Paris based IEA (International Energy Agency) is exploring the impacts of the COVID-19 on global energy markets, energy resilience and climate change.
“The coronavirus (Covid-19) has created the biggest global crisis in generations, sending shock waves through health systems, economies, and societies around the world. Faced with an unprecedented situation, governments are focused on bringing the disease under control and reviving their economies.
The energy sector is also severely affected by this crisis, which has slowed transport, trade and economic activity across the globe. Our latest analysis of daily data through mid-April, published in our Global Energy Review 2020, shows that countries in full lockdown are experiencing an average 25% decline in energy demand per week and countries in partial lockdown an average 18% decline.
The implications of the pandemic for energy systems and clean energy transitions are still evolving but three areas in particular stand out:
• Energy security remains a cornerstone of our economies especially during turbulent times;
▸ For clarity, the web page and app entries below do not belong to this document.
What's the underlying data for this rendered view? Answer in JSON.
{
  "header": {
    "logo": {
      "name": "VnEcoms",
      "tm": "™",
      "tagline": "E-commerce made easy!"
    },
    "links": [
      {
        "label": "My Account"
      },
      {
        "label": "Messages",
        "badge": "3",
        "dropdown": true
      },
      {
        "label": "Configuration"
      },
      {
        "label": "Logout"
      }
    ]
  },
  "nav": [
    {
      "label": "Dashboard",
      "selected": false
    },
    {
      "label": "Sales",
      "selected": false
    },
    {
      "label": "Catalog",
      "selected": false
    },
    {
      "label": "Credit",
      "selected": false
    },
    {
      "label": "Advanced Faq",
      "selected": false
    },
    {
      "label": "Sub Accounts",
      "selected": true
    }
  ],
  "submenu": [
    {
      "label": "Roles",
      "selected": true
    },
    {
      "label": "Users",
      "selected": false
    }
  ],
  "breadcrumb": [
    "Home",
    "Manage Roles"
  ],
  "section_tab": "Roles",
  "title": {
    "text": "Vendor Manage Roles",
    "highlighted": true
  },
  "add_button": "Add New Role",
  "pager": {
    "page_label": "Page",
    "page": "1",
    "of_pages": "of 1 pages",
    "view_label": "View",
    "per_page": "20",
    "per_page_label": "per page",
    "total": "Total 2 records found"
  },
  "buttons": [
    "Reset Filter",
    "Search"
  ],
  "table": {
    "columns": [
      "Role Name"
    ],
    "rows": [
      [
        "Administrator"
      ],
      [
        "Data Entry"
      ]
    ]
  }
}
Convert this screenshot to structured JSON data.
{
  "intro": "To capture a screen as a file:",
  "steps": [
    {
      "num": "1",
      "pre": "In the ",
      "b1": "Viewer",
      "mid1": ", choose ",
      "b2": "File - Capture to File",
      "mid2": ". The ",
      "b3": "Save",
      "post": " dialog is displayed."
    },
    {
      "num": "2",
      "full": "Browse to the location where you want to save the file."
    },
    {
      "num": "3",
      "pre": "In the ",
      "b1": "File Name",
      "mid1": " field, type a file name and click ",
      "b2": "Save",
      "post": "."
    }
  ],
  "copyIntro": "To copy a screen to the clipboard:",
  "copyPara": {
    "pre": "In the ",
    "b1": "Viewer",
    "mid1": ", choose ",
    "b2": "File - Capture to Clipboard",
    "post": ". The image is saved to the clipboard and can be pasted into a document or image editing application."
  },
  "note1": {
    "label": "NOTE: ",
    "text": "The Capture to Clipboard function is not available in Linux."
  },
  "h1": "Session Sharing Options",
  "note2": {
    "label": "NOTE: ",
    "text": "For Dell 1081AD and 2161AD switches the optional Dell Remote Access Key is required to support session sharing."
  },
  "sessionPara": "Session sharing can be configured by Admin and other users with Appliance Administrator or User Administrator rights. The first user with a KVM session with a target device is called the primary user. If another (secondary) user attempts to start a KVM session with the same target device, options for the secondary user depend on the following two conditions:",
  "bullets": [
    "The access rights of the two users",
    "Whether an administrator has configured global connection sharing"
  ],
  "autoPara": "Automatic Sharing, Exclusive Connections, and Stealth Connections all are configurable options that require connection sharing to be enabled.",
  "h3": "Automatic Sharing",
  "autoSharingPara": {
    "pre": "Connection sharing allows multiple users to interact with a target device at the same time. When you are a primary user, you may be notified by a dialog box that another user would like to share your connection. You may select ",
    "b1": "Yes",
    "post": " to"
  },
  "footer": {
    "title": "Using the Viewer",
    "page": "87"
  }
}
• Electricity security and resilient energy systems are more indispensable than ever for modern societies;
• Clean energy transitions must be at the center of economic recovery and stimulus plans.”
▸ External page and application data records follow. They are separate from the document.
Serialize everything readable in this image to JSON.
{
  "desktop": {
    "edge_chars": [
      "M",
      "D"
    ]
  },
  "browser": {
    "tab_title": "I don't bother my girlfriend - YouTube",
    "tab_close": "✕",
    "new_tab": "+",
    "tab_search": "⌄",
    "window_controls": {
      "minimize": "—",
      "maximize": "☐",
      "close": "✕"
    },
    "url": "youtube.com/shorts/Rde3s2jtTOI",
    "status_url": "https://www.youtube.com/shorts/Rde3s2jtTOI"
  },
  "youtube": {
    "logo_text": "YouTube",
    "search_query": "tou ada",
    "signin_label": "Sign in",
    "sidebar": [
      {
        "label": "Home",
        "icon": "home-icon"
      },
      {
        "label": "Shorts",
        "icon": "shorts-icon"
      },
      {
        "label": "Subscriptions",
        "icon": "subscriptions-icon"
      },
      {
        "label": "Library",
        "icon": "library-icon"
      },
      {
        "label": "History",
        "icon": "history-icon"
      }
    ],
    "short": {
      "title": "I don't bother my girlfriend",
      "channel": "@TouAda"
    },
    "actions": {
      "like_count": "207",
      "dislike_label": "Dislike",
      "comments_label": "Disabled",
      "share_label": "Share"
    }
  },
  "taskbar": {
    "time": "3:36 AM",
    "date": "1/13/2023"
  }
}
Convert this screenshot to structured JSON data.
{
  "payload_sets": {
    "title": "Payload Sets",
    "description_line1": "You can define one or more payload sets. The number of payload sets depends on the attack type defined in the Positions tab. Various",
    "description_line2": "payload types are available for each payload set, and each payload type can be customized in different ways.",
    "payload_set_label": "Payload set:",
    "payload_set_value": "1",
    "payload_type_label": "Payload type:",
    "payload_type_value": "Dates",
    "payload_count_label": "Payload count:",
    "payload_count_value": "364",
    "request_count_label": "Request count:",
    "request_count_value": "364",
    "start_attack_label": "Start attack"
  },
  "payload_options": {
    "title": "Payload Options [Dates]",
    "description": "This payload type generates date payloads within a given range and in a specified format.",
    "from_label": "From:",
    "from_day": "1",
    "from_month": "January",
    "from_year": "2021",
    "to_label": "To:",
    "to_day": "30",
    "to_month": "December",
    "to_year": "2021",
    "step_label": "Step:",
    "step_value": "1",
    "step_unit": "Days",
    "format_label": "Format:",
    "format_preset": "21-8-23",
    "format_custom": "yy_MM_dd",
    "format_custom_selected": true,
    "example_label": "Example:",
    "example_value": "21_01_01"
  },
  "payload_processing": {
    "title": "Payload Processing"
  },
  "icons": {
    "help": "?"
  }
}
As a consequence of global lockdown measures due to the Covid-19 crisis, mobility – 57% of global oil demand – declined at an unprecedented scale in early 2020. Road transport in regions with lockdowns in place dropped between 50% and 75%, with global average road transport activity almost falling to 50% of the 2019 level by the end of March.
Global electricity demand decreased by 2.5% in the first quarter of 2020, though lockdown measures were in place for less than a month in most countries. Full lockdown measures pushed down electricity demand by 20% or more, with smaller effects for partial lockdowns. After correcting for weather effects, full lockdowns have reduced daily electricity demand by at least 15% in France, India, Italy, Spain, the United Kingdom and the US northwest. The largest impacts have been felt in economies that implemented strict measures and those where services make up a larger part of the economy.
Almost all investment activity has faced some disruption due to lockdowns, whether because of restrictions on the movement of people or goods, or because the supply of machinery or equipment was interrupted. But the larger effects on investment spending in 2020, especially in oil, stem from declines in revenues due to lower energy demand and prices, as well as more uncertain expectations for these factors in the years ahead.
(Source: IEA)